REGISTER HERE.

FRIDAY MARCH 4, 2016

8:30 – 8:45 am
Welcome
Tracy Kennan, New Orleans Museum of Art; Denise Woltering Vargas, Tulane University; Marcello Canuto, Tulane University

8:45 – 9:30 am
Introduction to the Maya
Evan Parker, Tulane University

9:30 – 10:30 am
Introductory Glyph Workshop
David Chatelain, Tulane University; Mary Kate Kelly, Tulane University; Luke Auld-Thomas, Tulane University

10:30 – 11:15 am
Teaching the Maya in the Classroom
Sarah Donovan, DePaul University

11:15 am – 12:00 pm
Tour of the Art of the Americas Exhibit & Other K-12 Resources
Marc Zender, Tulane University; Paul Tarver, New Orleans Museum of Art; Tracy Kennan, New Orleans Museum of Art

LUNCH
Lunch is included in registration.

1:15 – 2:15 pm
Maya Women and Food Preparation: from ancient to modern times
Traci Ardren, University of Miami

2:15 – 2:45 pm
Curriculum Breakout
Sarah Donovan, DePaul University; Denise Woltering Vargas, Tulane University; Tracy Kennan, New Orleans Museum of Art; Rachel Horowitz, Tulane University

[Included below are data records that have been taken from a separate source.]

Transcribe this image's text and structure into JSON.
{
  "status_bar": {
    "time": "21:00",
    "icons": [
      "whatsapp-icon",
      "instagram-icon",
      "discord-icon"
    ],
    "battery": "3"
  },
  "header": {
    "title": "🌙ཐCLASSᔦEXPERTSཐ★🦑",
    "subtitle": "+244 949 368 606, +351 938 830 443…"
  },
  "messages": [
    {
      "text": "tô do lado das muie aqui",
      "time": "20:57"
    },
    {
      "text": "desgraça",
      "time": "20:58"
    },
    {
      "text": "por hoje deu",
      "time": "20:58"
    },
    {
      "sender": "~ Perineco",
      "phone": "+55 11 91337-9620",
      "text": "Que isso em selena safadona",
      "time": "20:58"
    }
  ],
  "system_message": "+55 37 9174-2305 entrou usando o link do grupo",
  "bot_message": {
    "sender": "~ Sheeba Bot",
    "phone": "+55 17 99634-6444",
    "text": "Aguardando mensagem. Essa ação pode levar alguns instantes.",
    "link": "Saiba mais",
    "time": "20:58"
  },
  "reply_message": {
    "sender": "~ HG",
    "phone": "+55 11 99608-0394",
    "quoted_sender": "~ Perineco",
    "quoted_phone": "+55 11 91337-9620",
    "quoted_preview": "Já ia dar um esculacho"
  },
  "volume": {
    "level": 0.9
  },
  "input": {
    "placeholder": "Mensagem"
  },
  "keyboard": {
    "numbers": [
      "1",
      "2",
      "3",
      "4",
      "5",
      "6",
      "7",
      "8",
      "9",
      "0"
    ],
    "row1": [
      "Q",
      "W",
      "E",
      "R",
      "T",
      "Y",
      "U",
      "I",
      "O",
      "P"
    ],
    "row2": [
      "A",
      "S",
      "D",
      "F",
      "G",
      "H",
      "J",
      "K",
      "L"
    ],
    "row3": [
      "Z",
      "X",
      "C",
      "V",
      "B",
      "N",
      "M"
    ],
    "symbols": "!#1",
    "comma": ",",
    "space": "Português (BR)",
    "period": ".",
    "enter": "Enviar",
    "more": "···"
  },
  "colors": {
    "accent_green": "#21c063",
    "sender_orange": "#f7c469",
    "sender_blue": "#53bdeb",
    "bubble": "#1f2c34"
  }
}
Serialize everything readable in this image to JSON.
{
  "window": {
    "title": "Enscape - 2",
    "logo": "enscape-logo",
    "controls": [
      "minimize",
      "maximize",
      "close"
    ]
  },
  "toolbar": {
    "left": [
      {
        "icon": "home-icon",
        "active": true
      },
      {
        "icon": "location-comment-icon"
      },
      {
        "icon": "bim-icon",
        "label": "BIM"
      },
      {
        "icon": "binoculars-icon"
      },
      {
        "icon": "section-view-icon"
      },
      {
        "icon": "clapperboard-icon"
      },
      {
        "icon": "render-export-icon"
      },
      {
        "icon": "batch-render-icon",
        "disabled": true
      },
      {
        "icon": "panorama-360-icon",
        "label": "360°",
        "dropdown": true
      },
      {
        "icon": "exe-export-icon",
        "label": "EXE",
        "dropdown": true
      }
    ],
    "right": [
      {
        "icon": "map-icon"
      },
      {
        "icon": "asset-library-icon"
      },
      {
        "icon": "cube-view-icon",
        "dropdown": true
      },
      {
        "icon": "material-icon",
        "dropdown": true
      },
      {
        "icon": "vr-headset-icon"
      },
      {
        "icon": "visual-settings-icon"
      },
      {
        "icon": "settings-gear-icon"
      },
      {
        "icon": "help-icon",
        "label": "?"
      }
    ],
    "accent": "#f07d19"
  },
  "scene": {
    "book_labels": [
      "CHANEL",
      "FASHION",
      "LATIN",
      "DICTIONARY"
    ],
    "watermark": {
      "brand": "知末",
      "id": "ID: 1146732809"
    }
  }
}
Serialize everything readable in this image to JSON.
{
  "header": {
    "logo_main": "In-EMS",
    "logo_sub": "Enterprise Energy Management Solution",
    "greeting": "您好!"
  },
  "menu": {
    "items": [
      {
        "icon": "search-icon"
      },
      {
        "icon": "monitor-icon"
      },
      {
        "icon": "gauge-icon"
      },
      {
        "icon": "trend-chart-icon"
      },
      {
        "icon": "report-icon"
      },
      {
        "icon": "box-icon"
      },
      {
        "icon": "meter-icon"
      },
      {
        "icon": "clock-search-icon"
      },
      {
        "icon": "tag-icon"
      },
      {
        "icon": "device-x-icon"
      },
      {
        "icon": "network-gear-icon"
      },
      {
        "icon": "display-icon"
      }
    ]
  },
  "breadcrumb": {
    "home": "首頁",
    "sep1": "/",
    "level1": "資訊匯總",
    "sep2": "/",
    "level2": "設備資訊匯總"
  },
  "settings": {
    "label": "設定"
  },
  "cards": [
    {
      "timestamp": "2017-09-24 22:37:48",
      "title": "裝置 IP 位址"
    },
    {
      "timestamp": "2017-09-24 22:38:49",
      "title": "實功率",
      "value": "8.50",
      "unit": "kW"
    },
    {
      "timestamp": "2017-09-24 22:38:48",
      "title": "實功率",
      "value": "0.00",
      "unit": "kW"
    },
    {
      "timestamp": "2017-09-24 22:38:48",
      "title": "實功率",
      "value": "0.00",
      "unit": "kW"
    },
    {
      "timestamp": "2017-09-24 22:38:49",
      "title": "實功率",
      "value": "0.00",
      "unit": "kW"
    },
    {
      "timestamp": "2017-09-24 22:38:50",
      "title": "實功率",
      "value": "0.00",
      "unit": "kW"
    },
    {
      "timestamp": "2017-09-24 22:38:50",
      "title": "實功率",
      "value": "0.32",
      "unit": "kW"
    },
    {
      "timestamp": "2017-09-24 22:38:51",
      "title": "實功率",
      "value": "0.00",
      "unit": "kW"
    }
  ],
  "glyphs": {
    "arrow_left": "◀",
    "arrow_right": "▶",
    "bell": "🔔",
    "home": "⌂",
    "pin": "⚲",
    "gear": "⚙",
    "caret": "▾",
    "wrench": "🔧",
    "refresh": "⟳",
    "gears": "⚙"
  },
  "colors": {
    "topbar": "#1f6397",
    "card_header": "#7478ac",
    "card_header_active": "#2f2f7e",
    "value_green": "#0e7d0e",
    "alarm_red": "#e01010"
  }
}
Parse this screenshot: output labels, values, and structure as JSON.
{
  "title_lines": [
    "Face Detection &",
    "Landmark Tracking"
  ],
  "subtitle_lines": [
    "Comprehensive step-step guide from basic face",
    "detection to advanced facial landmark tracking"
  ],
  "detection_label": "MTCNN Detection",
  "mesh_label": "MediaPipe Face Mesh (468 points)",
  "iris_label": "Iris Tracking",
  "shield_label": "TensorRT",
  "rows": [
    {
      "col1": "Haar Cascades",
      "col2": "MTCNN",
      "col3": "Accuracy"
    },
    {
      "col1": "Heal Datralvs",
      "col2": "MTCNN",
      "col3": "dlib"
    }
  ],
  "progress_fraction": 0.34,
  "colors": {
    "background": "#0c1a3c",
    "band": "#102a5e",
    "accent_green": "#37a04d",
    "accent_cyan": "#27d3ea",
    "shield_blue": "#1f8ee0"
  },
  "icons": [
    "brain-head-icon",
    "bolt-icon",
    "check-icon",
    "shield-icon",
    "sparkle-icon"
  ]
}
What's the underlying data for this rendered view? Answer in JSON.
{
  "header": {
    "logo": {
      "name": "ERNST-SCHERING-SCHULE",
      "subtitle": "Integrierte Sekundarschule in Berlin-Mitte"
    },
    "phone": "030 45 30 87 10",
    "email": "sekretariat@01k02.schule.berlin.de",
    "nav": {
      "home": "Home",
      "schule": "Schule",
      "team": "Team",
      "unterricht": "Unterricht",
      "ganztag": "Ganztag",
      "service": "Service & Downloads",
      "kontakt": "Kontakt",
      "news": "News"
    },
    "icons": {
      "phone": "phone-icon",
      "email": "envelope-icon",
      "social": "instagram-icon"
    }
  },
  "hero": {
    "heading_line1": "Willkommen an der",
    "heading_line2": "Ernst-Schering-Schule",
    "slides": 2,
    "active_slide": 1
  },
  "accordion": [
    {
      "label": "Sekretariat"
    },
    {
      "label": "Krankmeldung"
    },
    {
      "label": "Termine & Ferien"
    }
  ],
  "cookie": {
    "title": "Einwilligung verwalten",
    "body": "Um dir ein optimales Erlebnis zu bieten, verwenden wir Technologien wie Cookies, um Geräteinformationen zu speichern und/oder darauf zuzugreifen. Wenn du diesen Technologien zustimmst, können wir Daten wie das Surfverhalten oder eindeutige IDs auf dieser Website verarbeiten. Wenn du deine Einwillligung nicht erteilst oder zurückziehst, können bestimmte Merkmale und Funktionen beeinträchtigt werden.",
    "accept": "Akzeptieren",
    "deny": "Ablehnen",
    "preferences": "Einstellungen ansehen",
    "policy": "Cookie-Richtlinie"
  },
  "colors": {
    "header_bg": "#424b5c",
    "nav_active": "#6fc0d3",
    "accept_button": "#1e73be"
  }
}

2:45 – 3:00 pm
Evaluation

REGISTER HERE.